*** Opening Given entries ***

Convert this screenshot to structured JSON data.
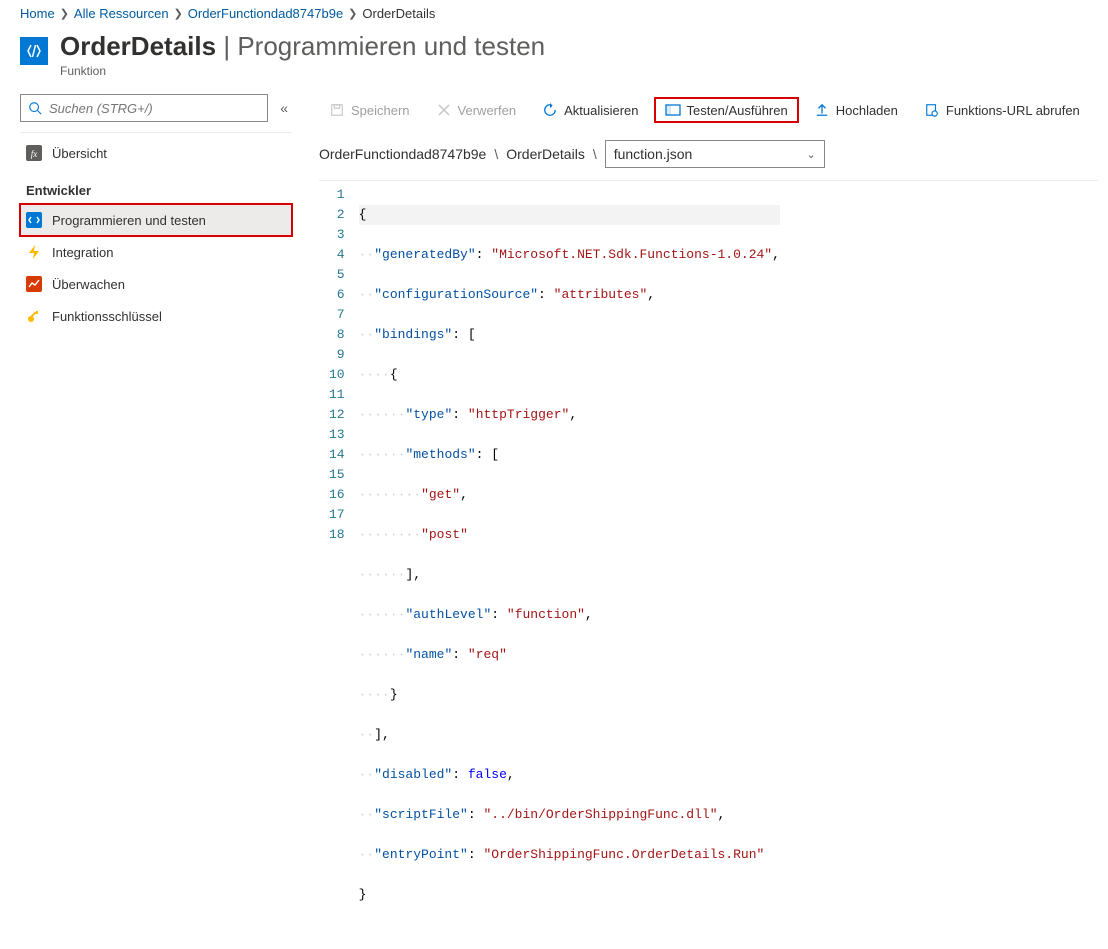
{
  "breadcrumb": {
    "home": "Home",
    "all": "Alle Ressourcen",
    "funcapp": "OrderFunctiondad8747b9e",
    "current": "OrderDetails"
  },
  "title": {
    "name": "OrderDetails",
    "sep": "|",
    "section": "Programmieren und testen",
    "subtitle": "Funktion"
  },
  "search": {
    "placeholder": "Suchen (STRG+/)"
  },
  "sidebar": {
    "overview": "Übersicht",
    "groupDev": "Entwickler",
    "codeTest": "Programmieren und testen",
    "integration": "Integration",
    "monitor": "Überwachen",
    "keys": "Funktionsschlüssel"
  },
  "toolbar": {
    "save": "Speichern",
    "discard": "Verwerfen",
    "refresh": "Aktualisieren",
    "testRun": "Testen/Ausführen",
    "upload": "Hochladen",
    "getUrl": "Funktions-URL abrufen"
  },
  "path": {
    "app": "OrderFunctiondad8747b9e",
    "func": "OrderDetails",
    "file": "function.json"
  },
  "code": {
    "1": "{",
    "2": {
      "k": "\"generatedBy\"",
      "v": "\"Microsoft.NET.Sdk.Functions-1.0.24\"",
      "t": ","
    },
    "3": {
      "k": "\"configurationSource\"",
      "v": "\"attributes\"",
      "t": ","
    },
    "4": {
      "k": "\"bindings\"",
      "p": ": ["
    },
    "5": "{",
    "6": {
      "k": "\"type\"",
      "v": "\"httpTrigger\"",
      "t": ","
    },
    "7": {
      "k": "\"methods\"",
      "p": ": ["
    },
    "8": {
      "v": "\"get\"",
      "t": ","
    },
    "9": {
      "v": "\"post\""
    },
    "10": "],",
    "11": {
      "k": "\"authLevel\"",
      "v": "\"function\"",
      "t": ","
    },
    "12": {
      "k": "\"name\"",
      "v": "\"req\""
    },
    "13": "}",
    "14": "],",
    "15": {
      "k": "\"disabled\"",
      "b": "false",
      "t": ","
    },
    "16": {
      "k": "\"scriptFile\"",
      "v": "\"../bin/OrderShippingFunc.dll\"",
      "t": ","
    },
    "17": {
      "k": "\"entryPoint\"",
      "v": "\"OrderShippingFunc.OrderDetails.Run\""
    },
    "18": "}"
  }
}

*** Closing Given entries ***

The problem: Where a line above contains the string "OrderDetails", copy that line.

Output for this task:
    "current": "OrderDetails"
    "name": "OrderDetails",
    "func": "OrderDetails",
      "v": "\"OrderShippingFunc.OrderDetails.Run\""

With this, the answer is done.